    How many readers can name the forensic anthropologist whose life and work inspired the hit TV series Bones and 17 crime novels? Author Kathy Reichs is not as well known as her literary avatar, Dr Tempe Brennan, whose rare skills make her a first-rate investigator. In the first in the series, Deja Dead (1997),, Brennan tries to solve the murder of a woman whose decapitated body has been found buried in the centre of Montreal. In Bones Never Live, due out in the US in September, Tempe tracks a serial killer who once attempted to set her on fire. A series of disappearances near Tempe’s new home in Charlotte, North Carolina, make it seems as if the female killer, who preys on teenage girls, is taunting the investigator. Reichs’ combination of psychological insight, carefully calibrated plotting and nuanced characters will keep readers enthralled. (William Heinemann)

  • Leonardo Sciascia

    Sciascia was one of the first writers who dared to reveal how the mafia controlled small towns in his native Sicily. In his first detective novel, The Day of the Owl (1961), he describes how the Sicilian code of silence defeats a murder investigation conducted by a detective newly transferred from Parma. In Equal Danger, a district attorney and two judges are murdered – crimes the ruling party wants blamed on the Left. Rogas, the investigator, is caught in a morass of falsification, his phones tapped, his integrity and his life at stake. “Rogas had principles, in a country where almost no one did,” writes Sciascia. In his novella Open Doors, a courageous judge resists the Fascist attempt to force him to impose the death penalty on a prisoner. Sciascia detailed with clarity and sardonic realism how widespread institutional corruption in politics, the church and the police works through collusion, favoritism and payoffs to create a country riddled with injustice. (New York Review of Books)

  • Peter Temple

    South African-born former journalist Peter Temple has won five Ned Kelly Awards and a Miles Franklin award in Australia and the UK’s Golden Dagger for his atmospheric thrillers, narrated in pared-down, frequently poetic prose. Central to most of his novels is Melbourne, which he describes as a gloomy place of neighbourhoods and tribes that is “much more European” and “much, much darker” than anywhere else in Australia. His four Jack Irish novels, beginning with Bad Debts (1996), feature a former criminal attorney well acquainted with the shadier sides of gambling, horseracing and debt collection. In his 2009 novel Truth, Inspector Steven Villani navigates scandals, political intrigue and ethical issues while investigating the murder of a young woman in a luxury apartment and a triple homicide. (Quercus)
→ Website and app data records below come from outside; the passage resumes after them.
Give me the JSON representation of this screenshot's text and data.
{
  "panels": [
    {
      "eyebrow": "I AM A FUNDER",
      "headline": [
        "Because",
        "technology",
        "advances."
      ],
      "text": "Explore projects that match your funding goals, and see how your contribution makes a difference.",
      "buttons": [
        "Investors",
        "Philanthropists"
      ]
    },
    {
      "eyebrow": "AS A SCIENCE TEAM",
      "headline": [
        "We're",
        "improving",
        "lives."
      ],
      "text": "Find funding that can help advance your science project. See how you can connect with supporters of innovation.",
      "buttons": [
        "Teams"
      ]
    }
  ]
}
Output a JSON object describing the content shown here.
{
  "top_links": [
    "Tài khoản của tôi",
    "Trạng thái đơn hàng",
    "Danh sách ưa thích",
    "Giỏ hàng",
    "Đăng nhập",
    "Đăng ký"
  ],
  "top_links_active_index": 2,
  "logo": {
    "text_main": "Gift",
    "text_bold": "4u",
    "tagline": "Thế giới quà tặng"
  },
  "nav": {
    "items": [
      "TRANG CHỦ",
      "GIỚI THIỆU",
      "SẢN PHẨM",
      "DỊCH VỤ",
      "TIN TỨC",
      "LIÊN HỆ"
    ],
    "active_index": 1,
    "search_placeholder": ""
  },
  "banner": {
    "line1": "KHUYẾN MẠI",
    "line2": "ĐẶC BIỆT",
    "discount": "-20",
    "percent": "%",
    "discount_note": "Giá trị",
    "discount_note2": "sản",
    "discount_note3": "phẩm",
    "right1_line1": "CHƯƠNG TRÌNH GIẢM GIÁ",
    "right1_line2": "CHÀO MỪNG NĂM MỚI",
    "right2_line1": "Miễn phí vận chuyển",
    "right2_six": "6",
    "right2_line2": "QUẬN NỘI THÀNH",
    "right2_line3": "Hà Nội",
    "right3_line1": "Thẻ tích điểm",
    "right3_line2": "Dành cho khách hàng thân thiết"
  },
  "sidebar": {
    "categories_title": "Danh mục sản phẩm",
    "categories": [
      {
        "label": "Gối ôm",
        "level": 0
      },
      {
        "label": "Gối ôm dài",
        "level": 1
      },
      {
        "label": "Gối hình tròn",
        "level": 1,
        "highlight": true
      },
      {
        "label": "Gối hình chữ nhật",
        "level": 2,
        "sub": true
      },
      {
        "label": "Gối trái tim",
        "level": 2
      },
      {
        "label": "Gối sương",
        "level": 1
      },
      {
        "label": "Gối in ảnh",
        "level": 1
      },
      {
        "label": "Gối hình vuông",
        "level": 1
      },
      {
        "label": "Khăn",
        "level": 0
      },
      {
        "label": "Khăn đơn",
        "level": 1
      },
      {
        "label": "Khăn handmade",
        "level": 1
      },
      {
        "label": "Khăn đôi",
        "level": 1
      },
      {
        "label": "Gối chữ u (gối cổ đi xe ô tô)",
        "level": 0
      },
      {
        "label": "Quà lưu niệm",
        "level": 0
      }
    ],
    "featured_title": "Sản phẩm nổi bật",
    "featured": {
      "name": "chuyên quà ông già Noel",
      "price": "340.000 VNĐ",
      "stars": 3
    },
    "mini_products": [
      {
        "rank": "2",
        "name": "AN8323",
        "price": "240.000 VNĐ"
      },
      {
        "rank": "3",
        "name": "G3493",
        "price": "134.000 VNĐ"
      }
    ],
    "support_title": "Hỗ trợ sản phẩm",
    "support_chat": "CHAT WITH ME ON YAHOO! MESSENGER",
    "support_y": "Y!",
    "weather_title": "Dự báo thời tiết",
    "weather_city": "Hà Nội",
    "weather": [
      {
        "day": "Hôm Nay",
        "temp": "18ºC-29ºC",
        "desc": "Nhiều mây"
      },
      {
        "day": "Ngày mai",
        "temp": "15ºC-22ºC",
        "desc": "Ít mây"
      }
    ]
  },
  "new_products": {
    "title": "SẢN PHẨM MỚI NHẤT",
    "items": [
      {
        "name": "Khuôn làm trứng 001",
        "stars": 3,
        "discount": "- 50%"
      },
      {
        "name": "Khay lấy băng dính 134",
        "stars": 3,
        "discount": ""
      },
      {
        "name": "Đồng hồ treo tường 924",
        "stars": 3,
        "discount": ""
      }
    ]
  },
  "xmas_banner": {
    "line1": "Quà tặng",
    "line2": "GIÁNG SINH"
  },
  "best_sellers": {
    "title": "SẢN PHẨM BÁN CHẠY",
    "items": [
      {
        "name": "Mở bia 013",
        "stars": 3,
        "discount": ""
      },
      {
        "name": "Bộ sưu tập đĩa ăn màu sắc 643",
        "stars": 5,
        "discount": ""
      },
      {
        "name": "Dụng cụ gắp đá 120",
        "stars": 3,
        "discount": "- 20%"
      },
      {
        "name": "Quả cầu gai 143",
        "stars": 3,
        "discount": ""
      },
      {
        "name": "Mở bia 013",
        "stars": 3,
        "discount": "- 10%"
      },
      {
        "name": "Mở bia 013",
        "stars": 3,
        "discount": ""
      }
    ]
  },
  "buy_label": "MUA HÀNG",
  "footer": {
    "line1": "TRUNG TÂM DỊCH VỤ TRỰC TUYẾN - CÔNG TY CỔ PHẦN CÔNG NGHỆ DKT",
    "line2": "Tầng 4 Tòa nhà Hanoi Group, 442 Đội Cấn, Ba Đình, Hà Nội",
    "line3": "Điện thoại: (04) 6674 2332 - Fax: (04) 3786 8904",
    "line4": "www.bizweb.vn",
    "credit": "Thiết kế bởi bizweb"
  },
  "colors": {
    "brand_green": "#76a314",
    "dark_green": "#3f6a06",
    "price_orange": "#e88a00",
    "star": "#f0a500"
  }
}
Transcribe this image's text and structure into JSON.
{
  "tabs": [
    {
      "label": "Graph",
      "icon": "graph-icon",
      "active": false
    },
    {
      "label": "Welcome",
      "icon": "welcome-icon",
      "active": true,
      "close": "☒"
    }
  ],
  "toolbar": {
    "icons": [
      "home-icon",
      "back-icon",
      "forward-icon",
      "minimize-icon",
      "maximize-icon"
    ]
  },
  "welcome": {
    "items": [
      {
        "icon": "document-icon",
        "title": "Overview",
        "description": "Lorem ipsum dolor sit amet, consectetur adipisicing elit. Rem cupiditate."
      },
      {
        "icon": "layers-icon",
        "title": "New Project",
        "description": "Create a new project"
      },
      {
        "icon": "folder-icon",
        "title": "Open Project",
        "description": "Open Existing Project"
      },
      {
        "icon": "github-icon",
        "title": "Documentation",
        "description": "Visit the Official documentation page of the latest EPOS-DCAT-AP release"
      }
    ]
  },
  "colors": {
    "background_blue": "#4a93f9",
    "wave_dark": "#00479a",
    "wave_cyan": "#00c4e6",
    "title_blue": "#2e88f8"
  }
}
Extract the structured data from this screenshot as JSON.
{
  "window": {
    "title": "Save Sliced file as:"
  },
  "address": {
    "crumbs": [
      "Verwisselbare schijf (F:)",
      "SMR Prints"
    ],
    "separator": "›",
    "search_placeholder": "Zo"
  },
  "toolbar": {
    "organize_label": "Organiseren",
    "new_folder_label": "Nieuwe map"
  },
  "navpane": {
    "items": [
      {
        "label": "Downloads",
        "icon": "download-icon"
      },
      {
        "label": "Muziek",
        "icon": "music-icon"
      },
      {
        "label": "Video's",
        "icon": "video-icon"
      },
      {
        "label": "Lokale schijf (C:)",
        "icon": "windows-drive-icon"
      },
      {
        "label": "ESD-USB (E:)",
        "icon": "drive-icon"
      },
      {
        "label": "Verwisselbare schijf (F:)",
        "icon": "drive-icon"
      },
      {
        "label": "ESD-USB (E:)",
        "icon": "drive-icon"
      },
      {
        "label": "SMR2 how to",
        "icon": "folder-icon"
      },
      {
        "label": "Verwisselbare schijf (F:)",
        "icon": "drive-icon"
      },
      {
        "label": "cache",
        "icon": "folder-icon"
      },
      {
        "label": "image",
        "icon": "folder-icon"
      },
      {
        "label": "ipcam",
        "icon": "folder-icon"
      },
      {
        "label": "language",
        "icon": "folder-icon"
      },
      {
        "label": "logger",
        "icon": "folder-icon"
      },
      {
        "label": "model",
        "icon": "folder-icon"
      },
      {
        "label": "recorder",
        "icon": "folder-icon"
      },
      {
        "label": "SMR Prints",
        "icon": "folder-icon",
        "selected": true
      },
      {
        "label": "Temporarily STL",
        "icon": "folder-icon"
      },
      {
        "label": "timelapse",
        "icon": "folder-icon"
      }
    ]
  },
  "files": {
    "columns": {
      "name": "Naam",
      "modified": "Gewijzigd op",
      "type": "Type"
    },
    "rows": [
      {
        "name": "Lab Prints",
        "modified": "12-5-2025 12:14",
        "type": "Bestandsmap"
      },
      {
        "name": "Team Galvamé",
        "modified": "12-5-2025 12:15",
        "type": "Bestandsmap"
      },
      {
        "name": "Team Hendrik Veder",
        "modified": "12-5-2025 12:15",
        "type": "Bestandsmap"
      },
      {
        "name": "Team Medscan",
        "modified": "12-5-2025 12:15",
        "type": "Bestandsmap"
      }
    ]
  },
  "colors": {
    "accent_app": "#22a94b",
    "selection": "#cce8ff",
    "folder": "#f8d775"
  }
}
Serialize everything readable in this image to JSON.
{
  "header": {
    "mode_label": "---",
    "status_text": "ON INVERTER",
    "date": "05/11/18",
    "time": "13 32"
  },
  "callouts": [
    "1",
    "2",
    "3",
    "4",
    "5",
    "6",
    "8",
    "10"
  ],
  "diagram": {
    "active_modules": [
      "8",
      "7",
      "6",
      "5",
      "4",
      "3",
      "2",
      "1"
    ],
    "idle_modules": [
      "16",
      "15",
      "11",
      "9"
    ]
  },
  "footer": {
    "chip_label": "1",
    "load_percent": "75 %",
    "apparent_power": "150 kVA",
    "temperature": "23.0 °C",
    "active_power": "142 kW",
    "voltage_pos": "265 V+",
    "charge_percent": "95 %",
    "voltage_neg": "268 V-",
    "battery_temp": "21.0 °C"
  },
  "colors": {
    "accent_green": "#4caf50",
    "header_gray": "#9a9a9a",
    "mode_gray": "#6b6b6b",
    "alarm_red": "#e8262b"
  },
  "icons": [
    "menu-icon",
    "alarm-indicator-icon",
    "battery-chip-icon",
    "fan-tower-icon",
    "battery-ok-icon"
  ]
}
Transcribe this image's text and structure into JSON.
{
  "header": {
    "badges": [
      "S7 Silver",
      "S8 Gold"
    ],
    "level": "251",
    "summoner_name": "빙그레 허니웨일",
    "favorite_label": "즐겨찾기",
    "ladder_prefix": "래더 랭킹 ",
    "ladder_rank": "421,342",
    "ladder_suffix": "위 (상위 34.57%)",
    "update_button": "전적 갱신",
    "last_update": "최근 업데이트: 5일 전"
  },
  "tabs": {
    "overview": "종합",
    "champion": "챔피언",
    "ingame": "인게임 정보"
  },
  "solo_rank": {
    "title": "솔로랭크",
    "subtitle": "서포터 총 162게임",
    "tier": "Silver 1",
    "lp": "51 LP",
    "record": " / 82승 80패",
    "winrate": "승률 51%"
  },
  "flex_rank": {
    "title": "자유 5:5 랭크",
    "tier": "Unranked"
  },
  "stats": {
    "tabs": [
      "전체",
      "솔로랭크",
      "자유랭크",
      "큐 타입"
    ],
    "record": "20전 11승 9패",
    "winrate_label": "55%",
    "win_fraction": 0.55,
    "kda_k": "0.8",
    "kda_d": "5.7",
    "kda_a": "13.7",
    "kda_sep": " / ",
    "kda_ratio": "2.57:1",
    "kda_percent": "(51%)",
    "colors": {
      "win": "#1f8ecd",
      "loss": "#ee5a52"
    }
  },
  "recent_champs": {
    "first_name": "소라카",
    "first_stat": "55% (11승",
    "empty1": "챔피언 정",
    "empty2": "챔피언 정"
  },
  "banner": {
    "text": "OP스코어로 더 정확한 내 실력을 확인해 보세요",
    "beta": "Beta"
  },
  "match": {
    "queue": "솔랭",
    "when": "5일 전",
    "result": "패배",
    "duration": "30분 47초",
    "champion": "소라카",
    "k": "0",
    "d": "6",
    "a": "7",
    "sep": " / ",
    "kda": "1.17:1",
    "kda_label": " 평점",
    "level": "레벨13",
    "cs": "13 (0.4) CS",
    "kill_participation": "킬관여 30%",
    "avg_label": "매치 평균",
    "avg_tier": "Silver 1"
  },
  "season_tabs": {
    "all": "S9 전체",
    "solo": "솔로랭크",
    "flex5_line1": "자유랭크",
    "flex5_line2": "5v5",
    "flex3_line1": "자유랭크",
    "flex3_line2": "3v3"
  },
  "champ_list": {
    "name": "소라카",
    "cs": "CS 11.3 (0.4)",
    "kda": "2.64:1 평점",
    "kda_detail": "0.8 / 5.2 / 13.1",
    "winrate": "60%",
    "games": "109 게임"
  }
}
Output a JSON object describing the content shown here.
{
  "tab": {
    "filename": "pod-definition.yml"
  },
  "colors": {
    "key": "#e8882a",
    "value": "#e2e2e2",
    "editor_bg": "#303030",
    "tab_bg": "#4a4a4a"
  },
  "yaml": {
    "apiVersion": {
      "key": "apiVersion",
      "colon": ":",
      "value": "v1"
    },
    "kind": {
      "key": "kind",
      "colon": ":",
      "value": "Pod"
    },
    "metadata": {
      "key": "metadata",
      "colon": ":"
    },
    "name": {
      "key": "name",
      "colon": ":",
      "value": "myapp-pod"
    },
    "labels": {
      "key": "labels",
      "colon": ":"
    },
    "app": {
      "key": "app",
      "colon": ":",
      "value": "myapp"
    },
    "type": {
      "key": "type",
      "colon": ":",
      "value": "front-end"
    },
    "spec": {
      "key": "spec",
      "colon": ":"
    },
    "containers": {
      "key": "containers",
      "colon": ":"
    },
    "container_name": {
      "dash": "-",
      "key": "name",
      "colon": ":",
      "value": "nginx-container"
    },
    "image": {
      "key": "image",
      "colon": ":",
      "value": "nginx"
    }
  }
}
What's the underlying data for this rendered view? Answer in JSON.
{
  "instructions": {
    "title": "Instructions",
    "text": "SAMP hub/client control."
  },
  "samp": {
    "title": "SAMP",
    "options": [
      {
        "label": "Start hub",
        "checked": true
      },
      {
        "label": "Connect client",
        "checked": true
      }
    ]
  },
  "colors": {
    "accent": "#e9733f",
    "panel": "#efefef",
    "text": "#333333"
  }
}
  • Sarah Weinman

    Sarah Weinman has made her mark as an editor of crime fiction. The 14 short stories in Troubled Daughters, Twisted Wives: Stories from the Trailblazers of Domestic Suspense, which she edited and compiled, offer a sampler of domestic crime authors from the 1940s to the 1970s, championing the work of female authors like Gillian Flynn and Sue Grafton. In addition to brand names like Patricia Highsmith and Shirley Jackson, Weinman gives us a reading list of a dozen nearly forgotten writers, such as Vera Caspary, who wrote Laura, a 1943 novel about a private eye obsessed with a woman in a portrait, made into a film starring Gene Tierney. Margaret Millar, now best known as the wife of crime writer Ross Macdonald published 25 novels; Beast in View from 1955, about a bedridden woman terrified by a series of phone calls won an Edgar Award; she was named a Grand Master by the Mystery Writers of America in 1983. (Penguin Books)